On Fathy’s Vernacular Utopia
Hassan Fathy is Egypt’s most famous architect, barring Imhotep, but is still rather unknown in Spain, where his projects are treated with the paternalism that critics tend to apply on anything exotic, or the exaggerated admiration of those professing the religion of sustainability.
So it’s good that the publishers Juan García Millán and María Hernández took on the challenge of giving us the real Fathy by translating his 1973 book Architecture for the Poor: An Experiment in Rural Egypt.
After World War II, the Egyptian government assigned Fathy to build a desert village, New Gourna, where a troublesome group of grave robbers could resettle.

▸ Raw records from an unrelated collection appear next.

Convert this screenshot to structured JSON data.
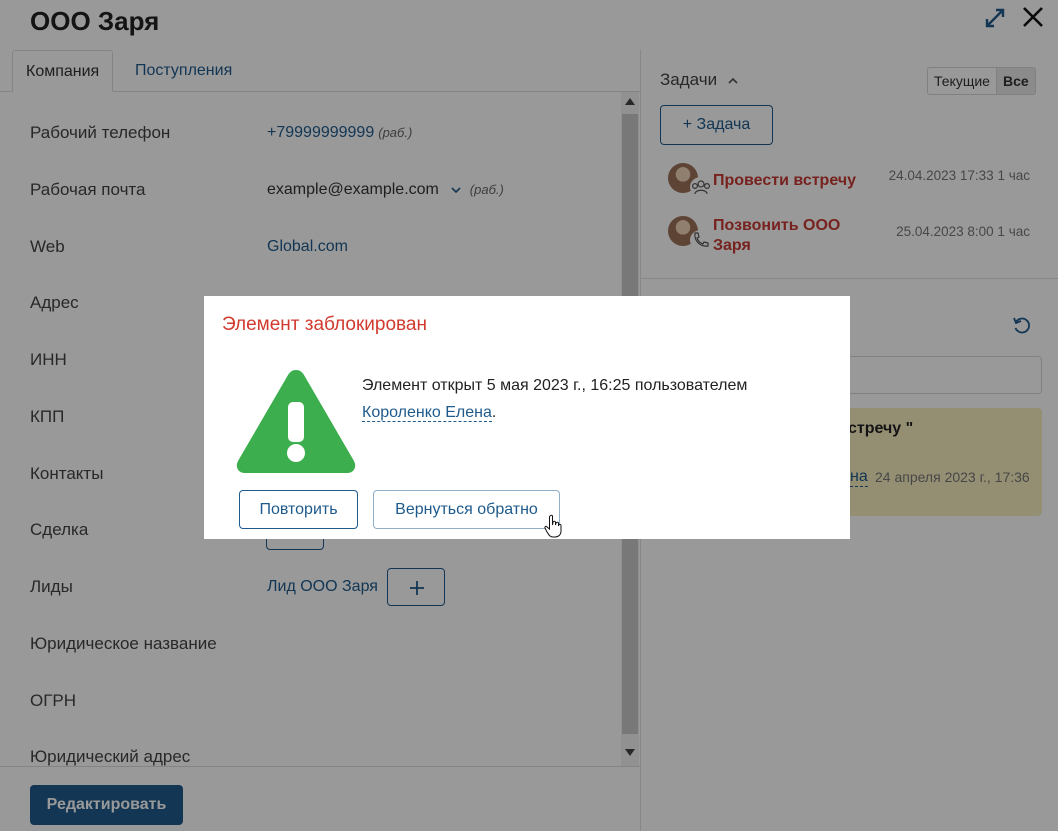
{
  "header": {
    "title": "ООО Заря"
  },
  "tabs": [
    {
      "label": "Компания"
    },
    {
      "label": "Поступления"
    }
  ],
  "fields": {
    "phone": {
      "label": "Рабочий телефон",
      "value": "+79999999999",
      "note": "(раб.)"
    },
    "email": {
      "label": "Рабочая почта",
      "value": "example@example.com",
      "note": "(раб.)"
    },
    "web": {
      "label": "Web",
      "value": "Global.com"
    },
    "address": {
      "label": "Адрес"
    },
    "inn": {
      "label": "ИНН"
    },
    "kpp": {
      "label": "КПП"
    },
    "contacts": {
      "label": "Контакты"
    },
    "deal": {
      "label": "Сделка"
    },
    "leads": {
      "label": "Лиды",
      "value": "Лид ООО Заря"
    },
    "legal_name": {
      "label": "Юридическое название"
    },
    "ogrn": {
      "label": "ОГРН"
    },
    "legal_address": {
      "label": "Юридический адрес"
    }
  },
  "footer": {
    "edit_label": "Редактировать"
  },
  "tasks": {
    "title": "Задачи",
    "filter_current": "Текущие",
    "filter_all": "Все",
    "add_label": "+ Задача",
    "items": [
      {
        "name": "Провести встречу",
        "date": "24.04.2023 17:33 1 час",
        "type_icon": "group-icon"
      },
      {
        "name": "Позвонить ООО Заря",
        "date": "25.04.2023 8:00 1 час",
        "type_icon": "phone-icon"
      }
    ]
  },
  "feed": {
    "note_title_fragment": "стречу \"",
    "note_link_fragment": "на",
    "note_date": "24 апреля 2023 г., 17:36"
  },
  "dialog": {
    "title": "Элемент заблокирован",
    "message": "Элемент открыт 5 мая 2023 г., 16:25 пользователем",
    "user": "Короленко Елена",
    "message_end": ".",
    "retry_label": "Повторить",
    "back_label": "Вернуться обратно"
  },
  "colors": {
    "accent": "#1e5a8c",
    "danger": "#d13a2f",
    "warning_icon": "#3cae4d",
    "note_bg": "#f7eec0"
  }
}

Armed as much by his traditionalist training as by his interest in the social aspects of the Modern Movement, Fathy designed a utopia of orden and beauty that somehow recalls Spanish colonial towns, and through it discovered the principles he would uphold throughout his long career: learning from history, typological reinvention, use of passive climate-control stragies, and social sensitivity; all this in a poetic of the essential where the use of mud (for Fathy a material and aesthetic constant since the Pharaohs) comes to symbolize a design attitude based on what’s appropriate: forms and skills which, precisely because they are feasible and grounded on tradition, can be beautiful.
Corruption and bureaucracy made the real New Gourna pale in comparison with the one Fathy envisioned, but we have this indispensable testimony of an extraordinary vernacular utopia.